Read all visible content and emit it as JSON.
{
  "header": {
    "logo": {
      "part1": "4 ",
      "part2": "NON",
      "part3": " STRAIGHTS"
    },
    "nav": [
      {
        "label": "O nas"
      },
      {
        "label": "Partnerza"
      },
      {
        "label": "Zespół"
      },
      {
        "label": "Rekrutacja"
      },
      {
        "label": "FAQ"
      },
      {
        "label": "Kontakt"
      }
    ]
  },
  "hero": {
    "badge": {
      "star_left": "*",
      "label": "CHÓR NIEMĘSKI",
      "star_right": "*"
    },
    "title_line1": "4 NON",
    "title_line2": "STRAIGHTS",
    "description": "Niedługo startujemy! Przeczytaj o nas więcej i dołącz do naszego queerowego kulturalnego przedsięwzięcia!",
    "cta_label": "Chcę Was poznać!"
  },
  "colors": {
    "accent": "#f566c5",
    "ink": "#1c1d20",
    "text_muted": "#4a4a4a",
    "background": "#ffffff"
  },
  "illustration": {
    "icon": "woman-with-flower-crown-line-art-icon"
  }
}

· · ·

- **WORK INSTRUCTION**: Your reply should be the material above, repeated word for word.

- **RESPONSE FOR THIS EXERCISE**:
Read all visible content and emit it as JSON.
{
  "header": {
    "logo": {
      "part1": "4 ",
      "part2": "NON",
      "part3": " STRAIGHTS"
    },
    "nav": [
      {
        "label": "O nas"
      },
      {
        "label": "Partnerza"
      },
      {
        "label": "Zespół"
      },
      {
        "label": "Rekrutacja"
      },
      {
        "label": "FAQ"
      },
      {
        "label": "Kontakt"
      }
    ]
  },
  "hero": {
    "badge": {
      "star_left": "*",
      "label": "CHÓR NIEMĘSKI",
      "star_right": "*"
    },
    "title_line1": "4 NON",
    "title_line2": "STRAIGHTS",
    "description": "Niedługo startujemy! Przeczytaj o nas więcej i dołącz do naszego queerowego kulturalnego przedsięwzięcia!",
    "cta_label": "Chcę Was poznać!"
  },
  "colors": {
    "accent": "#f566c5",
    "ink": "#1c1d20",
    "text_muted": "#4a4a4a",
    "background": "#ffffff"
  },
  "illustration": {
    "icon": "woman-with-flower-crown-line-art-icon"
  }
}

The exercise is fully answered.